• _Exercise objective_:
Extract, from the records beneath this instruction, each line that contains the word "AdaptiveSharpen".

• _Dataset extract_:
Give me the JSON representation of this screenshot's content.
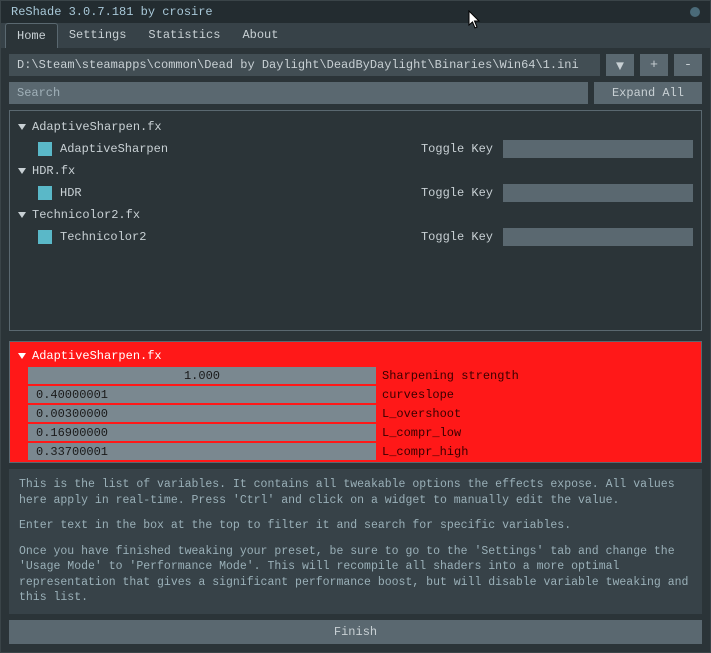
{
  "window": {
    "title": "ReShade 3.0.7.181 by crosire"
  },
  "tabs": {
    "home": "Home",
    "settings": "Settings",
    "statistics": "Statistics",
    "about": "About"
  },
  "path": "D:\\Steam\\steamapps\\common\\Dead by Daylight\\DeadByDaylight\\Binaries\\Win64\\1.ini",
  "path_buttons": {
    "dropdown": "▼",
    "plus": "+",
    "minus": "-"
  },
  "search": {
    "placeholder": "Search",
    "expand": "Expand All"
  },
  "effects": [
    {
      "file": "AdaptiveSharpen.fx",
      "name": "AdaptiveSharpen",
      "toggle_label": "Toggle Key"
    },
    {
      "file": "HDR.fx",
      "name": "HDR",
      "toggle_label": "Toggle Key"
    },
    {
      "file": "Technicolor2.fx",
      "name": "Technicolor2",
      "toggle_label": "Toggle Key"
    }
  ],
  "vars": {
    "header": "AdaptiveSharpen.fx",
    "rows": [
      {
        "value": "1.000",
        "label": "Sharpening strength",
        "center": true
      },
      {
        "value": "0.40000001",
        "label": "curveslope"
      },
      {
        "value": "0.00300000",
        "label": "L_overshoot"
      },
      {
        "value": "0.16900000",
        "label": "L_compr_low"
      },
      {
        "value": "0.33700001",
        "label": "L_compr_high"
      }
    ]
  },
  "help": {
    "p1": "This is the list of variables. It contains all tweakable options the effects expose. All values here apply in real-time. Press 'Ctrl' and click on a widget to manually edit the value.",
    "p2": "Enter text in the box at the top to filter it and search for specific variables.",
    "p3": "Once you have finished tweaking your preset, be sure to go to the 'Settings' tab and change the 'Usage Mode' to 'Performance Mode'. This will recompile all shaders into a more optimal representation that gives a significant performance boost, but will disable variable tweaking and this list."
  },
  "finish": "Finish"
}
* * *
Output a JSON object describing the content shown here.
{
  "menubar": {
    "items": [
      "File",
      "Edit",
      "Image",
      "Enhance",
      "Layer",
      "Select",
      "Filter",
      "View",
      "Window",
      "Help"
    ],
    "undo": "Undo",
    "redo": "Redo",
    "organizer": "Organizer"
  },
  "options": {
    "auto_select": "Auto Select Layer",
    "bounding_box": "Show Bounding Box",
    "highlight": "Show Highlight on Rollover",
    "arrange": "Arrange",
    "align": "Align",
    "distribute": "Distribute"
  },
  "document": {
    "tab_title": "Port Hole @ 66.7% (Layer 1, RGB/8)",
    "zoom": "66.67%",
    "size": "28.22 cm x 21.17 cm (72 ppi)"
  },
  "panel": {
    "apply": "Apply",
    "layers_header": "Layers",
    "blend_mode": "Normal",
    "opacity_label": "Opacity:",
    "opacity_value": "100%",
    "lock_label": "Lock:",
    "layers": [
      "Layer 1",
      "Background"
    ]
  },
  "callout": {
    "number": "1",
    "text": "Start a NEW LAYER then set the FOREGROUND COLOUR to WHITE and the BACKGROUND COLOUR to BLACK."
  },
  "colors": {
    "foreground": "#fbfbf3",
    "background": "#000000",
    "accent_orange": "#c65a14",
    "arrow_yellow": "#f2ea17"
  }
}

• _Written answer_:
      "file": "AdaptiveSharpen.fx",
      "name": "AdaptiveSharpen",
    "header": "AdaptiveSharpen.fx",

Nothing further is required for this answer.